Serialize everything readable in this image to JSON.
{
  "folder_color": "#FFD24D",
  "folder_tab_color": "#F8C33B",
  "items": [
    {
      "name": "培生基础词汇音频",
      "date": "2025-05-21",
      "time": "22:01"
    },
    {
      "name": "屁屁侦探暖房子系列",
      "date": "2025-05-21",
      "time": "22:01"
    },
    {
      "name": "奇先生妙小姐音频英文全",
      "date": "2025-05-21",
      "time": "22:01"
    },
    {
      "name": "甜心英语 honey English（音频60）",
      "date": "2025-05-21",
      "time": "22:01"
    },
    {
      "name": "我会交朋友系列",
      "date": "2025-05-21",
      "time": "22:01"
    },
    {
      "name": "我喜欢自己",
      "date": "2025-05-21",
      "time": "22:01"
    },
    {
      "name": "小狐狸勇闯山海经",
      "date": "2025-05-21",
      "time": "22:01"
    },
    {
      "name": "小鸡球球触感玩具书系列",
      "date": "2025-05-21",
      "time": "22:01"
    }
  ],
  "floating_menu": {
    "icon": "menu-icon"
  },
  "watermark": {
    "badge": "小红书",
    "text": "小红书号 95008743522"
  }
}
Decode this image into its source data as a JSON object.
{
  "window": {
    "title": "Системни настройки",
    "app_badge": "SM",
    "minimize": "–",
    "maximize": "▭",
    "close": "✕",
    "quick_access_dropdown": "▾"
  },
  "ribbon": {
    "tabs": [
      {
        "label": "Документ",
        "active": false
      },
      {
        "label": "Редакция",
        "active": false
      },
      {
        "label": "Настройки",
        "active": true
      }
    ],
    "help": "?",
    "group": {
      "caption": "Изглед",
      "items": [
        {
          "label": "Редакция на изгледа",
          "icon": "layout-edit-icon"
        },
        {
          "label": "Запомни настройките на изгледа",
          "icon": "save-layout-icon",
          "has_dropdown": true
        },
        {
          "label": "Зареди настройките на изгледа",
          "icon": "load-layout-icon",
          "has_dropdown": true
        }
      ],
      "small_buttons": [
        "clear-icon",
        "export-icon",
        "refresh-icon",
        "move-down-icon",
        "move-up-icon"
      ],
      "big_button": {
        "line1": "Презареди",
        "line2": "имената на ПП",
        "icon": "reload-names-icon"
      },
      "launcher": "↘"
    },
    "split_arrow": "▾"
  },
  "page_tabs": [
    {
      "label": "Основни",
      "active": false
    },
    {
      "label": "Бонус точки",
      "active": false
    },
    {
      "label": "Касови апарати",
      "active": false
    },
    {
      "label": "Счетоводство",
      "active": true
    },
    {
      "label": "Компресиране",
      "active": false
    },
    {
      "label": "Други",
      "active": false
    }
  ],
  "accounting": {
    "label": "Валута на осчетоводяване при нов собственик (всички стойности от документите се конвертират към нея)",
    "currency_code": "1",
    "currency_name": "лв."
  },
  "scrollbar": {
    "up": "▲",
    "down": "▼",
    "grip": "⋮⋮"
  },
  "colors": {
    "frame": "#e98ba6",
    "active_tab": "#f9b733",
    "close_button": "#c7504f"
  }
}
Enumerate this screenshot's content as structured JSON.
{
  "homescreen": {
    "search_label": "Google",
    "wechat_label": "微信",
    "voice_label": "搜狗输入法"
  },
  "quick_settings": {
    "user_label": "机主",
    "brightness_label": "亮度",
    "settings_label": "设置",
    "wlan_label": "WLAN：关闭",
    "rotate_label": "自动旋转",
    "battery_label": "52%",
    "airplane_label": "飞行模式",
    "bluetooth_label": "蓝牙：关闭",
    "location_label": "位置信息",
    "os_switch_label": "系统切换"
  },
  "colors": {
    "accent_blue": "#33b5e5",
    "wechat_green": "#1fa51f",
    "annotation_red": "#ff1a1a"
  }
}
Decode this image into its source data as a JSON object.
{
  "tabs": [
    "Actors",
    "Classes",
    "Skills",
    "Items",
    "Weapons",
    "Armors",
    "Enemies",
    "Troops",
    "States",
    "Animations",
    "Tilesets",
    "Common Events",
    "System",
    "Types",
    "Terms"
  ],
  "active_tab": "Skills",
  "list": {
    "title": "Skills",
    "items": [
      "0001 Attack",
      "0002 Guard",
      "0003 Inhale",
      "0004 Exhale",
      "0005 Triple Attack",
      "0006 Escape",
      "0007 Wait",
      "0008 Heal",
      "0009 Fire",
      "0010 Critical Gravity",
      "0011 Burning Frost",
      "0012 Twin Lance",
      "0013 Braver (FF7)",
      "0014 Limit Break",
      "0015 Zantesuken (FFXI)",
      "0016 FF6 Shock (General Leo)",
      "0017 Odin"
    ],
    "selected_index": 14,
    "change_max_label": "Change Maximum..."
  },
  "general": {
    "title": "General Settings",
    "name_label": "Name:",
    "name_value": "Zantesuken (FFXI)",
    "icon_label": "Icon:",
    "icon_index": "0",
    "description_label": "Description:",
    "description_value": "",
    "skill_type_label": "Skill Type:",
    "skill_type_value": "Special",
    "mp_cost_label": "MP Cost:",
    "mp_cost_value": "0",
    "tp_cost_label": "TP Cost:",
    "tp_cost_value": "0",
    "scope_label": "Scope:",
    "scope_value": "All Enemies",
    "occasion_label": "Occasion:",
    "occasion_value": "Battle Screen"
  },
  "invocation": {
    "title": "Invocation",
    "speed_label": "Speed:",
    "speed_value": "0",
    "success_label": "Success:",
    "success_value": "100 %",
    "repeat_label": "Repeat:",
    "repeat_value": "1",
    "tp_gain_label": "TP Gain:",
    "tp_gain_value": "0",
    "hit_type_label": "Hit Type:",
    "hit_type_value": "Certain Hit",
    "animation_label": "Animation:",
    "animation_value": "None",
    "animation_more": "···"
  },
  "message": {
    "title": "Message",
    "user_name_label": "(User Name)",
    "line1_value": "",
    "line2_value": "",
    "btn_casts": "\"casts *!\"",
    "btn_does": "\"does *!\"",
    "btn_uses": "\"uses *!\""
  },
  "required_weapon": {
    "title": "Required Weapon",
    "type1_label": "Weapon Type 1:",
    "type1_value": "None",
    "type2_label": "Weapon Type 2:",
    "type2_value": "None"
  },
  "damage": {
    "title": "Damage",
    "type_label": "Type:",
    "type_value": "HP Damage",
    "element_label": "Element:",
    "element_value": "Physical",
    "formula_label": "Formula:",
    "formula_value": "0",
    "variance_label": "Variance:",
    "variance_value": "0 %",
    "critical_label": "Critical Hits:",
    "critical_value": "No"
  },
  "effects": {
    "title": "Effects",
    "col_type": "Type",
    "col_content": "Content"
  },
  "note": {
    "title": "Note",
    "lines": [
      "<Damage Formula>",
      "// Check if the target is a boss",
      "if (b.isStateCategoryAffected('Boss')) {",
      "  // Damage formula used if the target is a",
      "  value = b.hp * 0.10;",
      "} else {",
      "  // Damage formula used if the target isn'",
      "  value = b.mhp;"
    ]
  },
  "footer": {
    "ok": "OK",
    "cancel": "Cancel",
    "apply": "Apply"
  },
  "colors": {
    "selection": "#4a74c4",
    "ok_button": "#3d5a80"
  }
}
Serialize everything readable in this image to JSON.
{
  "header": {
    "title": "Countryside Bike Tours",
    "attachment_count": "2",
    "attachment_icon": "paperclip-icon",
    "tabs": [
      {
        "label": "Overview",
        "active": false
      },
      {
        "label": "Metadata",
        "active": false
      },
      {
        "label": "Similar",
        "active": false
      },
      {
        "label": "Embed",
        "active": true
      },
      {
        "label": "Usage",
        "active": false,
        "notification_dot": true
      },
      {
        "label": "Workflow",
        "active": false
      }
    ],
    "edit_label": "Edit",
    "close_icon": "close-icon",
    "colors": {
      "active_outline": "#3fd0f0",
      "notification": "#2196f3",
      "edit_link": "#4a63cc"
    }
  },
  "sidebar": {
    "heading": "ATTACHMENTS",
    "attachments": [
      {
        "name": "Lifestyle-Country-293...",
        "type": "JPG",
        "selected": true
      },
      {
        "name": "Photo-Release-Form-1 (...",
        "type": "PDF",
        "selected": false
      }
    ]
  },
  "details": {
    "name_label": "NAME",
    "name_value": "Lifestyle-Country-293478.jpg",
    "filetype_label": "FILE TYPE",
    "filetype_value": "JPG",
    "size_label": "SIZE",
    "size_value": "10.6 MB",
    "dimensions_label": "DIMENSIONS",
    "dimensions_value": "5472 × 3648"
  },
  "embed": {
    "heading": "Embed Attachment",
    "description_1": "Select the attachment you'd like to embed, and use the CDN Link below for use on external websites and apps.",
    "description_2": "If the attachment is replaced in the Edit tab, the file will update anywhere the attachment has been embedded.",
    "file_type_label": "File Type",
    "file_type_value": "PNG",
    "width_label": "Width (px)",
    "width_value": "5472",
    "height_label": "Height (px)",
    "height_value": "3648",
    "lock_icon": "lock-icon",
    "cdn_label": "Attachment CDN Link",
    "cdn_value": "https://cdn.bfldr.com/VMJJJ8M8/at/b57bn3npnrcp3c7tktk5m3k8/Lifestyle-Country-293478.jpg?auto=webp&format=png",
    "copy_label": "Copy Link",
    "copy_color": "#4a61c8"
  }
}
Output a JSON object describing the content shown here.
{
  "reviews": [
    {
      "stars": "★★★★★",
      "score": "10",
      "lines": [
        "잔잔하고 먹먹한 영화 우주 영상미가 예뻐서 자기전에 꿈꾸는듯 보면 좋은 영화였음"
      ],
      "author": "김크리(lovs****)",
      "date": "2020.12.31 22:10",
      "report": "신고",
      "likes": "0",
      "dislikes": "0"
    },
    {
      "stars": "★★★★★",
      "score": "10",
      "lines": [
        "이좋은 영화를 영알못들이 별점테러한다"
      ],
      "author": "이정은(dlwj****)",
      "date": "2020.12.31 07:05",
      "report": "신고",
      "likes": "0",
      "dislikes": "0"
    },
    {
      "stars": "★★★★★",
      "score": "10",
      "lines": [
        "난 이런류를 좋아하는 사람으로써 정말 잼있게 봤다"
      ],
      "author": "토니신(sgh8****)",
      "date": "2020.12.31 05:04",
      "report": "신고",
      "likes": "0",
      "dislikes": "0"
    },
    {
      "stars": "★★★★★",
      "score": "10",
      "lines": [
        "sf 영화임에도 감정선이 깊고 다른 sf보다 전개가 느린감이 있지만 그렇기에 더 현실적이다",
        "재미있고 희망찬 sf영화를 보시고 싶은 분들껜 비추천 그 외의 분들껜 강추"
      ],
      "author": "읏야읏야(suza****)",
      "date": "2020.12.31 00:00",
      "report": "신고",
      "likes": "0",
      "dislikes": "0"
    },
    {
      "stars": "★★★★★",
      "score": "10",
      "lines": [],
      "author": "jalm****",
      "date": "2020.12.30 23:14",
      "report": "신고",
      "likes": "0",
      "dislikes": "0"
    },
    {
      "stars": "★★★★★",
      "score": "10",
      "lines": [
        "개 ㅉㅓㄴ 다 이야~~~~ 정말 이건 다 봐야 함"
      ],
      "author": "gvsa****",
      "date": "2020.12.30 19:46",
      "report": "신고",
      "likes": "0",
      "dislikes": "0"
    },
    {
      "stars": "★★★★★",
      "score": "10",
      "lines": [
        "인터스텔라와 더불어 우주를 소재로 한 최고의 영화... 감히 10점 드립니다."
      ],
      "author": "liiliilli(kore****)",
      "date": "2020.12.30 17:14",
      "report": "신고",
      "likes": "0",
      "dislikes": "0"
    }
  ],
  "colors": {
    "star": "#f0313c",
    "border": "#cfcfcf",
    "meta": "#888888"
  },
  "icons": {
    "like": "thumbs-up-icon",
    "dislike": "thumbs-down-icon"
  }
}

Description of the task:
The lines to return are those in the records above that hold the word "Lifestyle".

Exercise result:
        "name": "Lifestyle-Country-293...",
    "name_value": "Lifestyle-Country-293478.jpg",
    "cdn_value": "https://cdn.bfldr.com/VMJJJ8M8/at/b57bn3npnrcp3c7tktk5m3k8/Lifestyle-Country-293478.jpg?auto=webp&format=png",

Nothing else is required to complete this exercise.